The constructive norm constituting power of religion in political Realism
The crisis of legitimacy of the global (economic and social) order has led to a rediscovery of religion in the theory and practice of international relations. This does not mean that religion has ever disappeared as a potent social and political force in large parts of the world. But it was more or less suppressed by the overwhelming inﬂuence of modernization theory (Fox and Sandler 2004: 10), at least in Western-dominated human sciences. Some gradual developments, however, have supported the renaissance of religion in International Relations. These are (1) the growing inﬂuence of non-state actors in global politics, such as peace, ecological, and social transnational movements that form alliances with religious groups (Juergensmeyer 2006); (2) the overcoming of crude positivistic attitudes and the return of normative theory in this discipline (Thomas 2005: 69); and, most importantly (3) real-world events like the replacement of a secular by a religious regime in Iran in 1979. But another development is (4) the institutional separation between religion and politics in Western societies like the US and France, which support the neglect of this factor in the Realpolitik domain. (Otis 2004: 13) With the events of September 11, 2001, a strident new religious activism
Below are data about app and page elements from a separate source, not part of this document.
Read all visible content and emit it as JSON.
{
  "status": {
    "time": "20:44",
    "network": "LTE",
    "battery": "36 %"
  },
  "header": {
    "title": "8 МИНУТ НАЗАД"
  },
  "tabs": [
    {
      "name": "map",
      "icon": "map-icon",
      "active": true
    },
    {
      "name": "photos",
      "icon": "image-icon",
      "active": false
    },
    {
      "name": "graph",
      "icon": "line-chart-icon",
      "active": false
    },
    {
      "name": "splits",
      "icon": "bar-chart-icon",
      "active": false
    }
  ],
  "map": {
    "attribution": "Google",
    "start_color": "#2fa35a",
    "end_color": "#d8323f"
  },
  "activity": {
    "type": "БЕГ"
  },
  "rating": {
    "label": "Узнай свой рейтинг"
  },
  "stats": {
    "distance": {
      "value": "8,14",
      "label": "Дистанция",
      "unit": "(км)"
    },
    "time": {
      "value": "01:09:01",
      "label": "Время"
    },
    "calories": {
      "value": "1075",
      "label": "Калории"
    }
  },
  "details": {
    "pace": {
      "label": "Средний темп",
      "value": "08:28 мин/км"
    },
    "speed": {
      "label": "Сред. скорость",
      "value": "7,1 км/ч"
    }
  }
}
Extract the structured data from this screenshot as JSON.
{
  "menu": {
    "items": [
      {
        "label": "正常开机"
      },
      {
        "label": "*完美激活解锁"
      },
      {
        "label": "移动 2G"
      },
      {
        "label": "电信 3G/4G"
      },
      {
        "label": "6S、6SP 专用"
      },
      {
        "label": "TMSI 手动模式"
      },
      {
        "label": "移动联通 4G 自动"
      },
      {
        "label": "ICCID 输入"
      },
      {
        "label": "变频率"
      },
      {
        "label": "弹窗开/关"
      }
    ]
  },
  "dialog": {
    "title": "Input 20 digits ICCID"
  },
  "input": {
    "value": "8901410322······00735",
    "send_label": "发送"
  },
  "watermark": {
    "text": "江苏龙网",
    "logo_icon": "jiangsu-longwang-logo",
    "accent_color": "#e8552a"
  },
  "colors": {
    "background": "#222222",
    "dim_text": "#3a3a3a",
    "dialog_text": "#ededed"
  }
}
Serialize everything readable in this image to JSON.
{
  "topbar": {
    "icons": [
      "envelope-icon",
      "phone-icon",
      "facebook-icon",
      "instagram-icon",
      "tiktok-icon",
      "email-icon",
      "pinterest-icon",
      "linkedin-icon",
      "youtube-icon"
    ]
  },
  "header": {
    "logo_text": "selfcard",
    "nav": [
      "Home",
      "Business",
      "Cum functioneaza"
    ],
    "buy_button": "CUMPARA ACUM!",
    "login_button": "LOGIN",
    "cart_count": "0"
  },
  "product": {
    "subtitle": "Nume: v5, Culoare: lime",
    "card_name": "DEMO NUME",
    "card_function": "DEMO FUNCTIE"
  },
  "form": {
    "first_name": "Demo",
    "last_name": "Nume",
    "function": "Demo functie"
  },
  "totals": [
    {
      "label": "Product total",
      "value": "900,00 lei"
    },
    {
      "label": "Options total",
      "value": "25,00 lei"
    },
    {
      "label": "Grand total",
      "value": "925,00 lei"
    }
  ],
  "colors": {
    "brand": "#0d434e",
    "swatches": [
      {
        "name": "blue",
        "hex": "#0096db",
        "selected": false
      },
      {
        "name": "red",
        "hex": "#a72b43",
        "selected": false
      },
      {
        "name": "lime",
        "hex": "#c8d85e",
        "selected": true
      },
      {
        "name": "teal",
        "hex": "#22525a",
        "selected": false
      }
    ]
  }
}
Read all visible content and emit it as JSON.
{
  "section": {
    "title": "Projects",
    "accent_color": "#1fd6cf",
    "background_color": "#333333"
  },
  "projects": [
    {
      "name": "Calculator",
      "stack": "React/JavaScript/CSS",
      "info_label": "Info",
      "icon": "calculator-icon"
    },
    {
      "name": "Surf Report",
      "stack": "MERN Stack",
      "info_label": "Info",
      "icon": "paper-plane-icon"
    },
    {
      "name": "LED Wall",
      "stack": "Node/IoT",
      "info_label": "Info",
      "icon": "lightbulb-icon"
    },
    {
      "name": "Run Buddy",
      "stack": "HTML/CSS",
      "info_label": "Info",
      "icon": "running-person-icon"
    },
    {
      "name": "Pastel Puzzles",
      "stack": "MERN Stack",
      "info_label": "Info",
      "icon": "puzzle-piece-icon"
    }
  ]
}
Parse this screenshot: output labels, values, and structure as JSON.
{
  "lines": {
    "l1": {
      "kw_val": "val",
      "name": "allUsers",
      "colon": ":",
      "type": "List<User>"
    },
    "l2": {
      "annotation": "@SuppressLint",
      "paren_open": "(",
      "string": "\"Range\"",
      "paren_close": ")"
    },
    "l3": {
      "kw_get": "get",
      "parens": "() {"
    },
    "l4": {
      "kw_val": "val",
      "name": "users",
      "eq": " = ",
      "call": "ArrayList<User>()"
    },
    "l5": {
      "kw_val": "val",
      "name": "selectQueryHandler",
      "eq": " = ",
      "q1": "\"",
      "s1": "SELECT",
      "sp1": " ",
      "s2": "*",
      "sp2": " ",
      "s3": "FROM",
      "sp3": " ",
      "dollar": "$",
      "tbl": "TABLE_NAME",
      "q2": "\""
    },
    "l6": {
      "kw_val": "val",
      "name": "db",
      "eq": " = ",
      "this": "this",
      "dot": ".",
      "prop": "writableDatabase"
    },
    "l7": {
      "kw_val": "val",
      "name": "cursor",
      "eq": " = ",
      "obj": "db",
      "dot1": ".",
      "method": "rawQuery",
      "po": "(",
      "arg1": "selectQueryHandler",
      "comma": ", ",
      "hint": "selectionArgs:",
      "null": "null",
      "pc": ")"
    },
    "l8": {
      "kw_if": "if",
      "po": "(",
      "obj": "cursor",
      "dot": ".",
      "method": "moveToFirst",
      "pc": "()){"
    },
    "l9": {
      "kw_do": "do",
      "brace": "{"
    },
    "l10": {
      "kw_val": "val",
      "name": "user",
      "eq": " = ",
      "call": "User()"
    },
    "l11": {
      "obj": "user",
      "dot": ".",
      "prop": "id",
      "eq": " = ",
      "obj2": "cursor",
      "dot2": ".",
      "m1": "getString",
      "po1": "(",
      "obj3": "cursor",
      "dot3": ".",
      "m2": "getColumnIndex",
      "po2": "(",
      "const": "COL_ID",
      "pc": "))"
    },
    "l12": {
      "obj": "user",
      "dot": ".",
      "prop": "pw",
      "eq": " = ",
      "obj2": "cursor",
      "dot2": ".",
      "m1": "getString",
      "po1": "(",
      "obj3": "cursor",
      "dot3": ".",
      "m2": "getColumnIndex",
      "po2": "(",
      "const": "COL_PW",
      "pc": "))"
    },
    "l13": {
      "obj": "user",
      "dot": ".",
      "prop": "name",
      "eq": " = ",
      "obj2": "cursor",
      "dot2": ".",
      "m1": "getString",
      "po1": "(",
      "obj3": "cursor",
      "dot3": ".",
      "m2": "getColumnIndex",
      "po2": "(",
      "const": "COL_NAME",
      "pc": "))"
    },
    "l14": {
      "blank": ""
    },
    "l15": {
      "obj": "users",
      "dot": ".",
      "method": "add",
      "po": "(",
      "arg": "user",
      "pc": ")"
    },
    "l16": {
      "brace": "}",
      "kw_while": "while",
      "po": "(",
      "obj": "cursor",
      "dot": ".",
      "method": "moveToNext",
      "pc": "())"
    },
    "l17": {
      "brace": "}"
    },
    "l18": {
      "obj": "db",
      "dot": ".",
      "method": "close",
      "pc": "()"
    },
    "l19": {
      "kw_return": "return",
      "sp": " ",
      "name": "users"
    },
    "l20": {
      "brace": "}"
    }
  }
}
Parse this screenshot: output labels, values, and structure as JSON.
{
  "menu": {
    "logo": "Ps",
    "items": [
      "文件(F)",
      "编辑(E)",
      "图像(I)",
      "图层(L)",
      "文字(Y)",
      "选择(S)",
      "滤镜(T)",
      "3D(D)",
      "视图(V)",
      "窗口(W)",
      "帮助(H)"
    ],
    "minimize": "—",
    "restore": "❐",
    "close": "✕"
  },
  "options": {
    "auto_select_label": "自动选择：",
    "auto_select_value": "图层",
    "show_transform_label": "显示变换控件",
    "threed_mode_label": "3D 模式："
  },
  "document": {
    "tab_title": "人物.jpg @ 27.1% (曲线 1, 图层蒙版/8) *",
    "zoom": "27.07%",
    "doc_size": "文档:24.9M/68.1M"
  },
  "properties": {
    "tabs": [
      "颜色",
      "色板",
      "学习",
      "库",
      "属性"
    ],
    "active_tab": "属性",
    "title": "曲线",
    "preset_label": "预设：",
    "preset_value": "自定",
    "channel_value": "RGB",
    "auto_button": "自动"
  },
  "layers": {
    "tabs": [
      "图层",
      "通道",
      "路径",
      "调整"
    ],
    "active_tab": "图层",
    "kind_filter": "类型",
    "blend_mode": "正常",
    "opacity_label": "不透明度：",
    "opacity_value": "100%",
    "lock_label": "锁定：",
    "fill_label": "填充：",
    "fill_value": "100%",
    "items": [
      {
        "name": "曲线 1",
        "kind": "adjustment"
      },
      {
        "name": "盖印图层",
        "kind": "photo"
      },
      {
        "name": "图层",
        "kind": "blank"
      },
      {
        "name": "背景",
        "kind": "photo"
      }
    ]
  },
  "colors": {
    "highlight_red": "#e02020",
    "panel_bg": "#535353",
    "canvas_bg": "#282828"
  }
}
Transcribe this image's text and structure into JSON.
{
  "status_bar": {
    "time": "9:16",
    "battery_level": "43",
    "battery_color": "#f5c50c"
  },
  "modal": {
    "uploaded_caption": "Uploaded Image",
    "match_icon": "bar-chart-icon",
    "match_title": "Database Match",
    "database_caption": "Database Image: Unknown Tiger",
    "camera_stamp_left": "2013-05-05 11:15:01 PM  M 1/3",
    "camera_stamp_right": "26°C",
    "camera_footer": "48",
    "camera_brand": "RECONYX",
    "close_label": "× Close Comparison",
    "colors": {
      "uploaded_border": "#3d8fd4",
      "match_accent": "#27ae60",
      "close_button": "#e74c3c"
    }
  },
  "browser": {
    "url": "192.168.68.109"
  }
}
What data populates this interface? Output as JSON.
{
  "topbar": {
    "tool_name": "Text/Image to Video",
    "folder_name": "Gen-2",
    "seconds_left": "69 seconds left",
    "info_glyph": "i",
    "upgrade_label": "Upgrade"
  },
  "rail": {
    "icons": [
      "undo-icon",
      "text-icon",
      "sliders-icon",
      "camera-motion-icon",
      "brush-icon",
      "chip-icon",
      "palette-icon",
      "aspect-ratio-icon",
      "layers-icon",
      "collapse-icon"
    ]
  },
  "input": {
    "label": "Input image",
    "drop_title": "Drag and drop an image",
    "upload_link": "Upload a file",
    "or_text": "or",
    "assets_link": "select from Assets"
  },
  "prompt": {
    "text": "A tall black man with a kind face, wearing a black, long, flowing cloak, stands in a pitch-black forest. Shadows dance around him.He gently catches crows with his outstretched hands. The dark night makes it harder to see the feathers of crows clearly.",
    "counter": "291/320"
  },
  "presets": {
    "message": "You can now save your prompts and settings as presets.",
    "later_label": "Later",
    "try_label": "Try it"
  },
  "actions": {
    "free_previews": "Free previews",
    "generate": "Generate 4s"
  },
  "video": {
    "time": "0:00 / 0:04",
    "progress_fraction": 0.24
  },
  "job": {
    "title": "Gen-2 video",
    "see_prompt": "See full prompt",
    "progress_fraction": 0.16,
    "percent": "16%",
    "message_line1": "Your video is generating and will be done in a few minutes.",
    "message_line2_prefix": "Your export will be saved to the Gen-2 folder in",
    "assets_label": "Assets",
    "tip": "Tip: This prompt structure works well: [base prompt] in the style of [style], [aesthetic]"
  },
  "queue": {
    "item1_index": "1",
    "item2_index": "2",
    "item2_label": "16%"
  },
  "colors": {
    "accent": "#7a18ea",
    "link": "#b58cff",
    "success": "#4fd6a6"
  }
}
has shattered global aﬀairs. Some observers predict a whole century of religious violence andwarfare. (Otis 2004: 11) Do religious conﬂicts become the dominant danger for the world in the twenty-ﬁrst century that political ideologies posed in the twentieth? (Lovin 2008: 193) But is the existence of religion the root cause of conﬂicts in social aﬀairs in general? Or is it an abusive version of religion that leads to violent conﬂicts in the way Christianity was abused in World War I and II for “demonic purposes?” (Otis 2004: 13) Even a controversial scholar like Carl Schmitt claimed that the European continental powers successfully managed to deescalate political tensions by “de-theologizing” and neutralizing international relations after the religious wars of the seventeenth century. (Scheuerman 2007: 65) Religion need not be the root cause of international conﬂicts in order to play a decisive aggravating role in a conﬂict. (Juergensmeyer 2008: 256)
Drawing on a “postmodern” interpretation of political Realism, I intend to show that religion that is widely considered destructive as a social force contains important, if not necessary, elements that solid social entities can be built on: Religion “uniﬁes individuals, stabilizes societies, creates social imagination and sanctiﬁes social life; but it also perpetuates ancient evils, increases social inertia, creates illusions and preserves superstitions.” (Niebuhr 1932a: 49) First, I will reconstruct Reinhold Niebuhr’s understanding of “religious man,” which explains a lot of human behavior in terms of humanity’s quest for meaning. The hypothesis here is that “an essential part of human nature-and of human dignity-is a built-in ‘thirst for the transcendent.’” (Seiple and Hoover 2004: 6) Philosophically, this assumption requires the conception of a uniﬁed self. A disregard for the transcendent human aspiration can cause dim results in political contexts. In Lovin’s words, “persons without some determinate identity and understanding of the good would not know enough to choose the neutral principles by which politics could operate on its own terms. Our political and our personal identities cannot be so neatly separated.” (Lovin 2008: 184) In this context I will build a bridge to the image of man in Niebuhr’s Moral Man and Immoral Society. His famous dichotomy is helpful in explaining eﬀects of collective identity in religious contexts. Second, I will introduce research results that are intended to explain the origins of political fundamentalism, a version of religion that distracts its constructive potential. Using an interdisciplinary psychological approach, I try to identify root causes of religious conﬂicts. Here insights of Christian Realism and modern psychology meet. Social psychological insights explain the step from individual ideological or religious attachment toward the execution of violent acts of religious fundamentalists in the most appropriate way. In part three, I search for constructive elements in religion that can be made fruitful for the construction of liberal, tolerant societies. In this, I make use of resources that stem from communitarian ethics. (Walzer 1994; Etzioni, 2004) The result of my investigation is that nations that do not respect people’s need for religion will be vulnerable to a number of threats to stability and security. Nations, however, that have the courage and ability to protect a principled, robust religious pluralism in their civil societies are the most likely to enjoy sustainable stability achieved by means of dialogue and peaceful conﬂict resolution. Under certain conditions, “there can be a positive nexus between religion and security.” (Seiple and Hoover, 2004: 6) Religion is necessary because modern politics is unable to satisfy the anthropological need for meaning. (Lovin 2008: 183) One serious obstacle to religious pluralism is, however, that there are some
religious traditions that have problems accepting core concepts of democracy (Anderson 2009: 202), while some liberal states have problems giving religion its appropriate space in society. A process that resolves such ideologically sensitive conﬂicts would be the fostering of small religious units to integrate them into civil society in a communitarian sense. This bottom-up approach could mitigate ideological conﬂicts.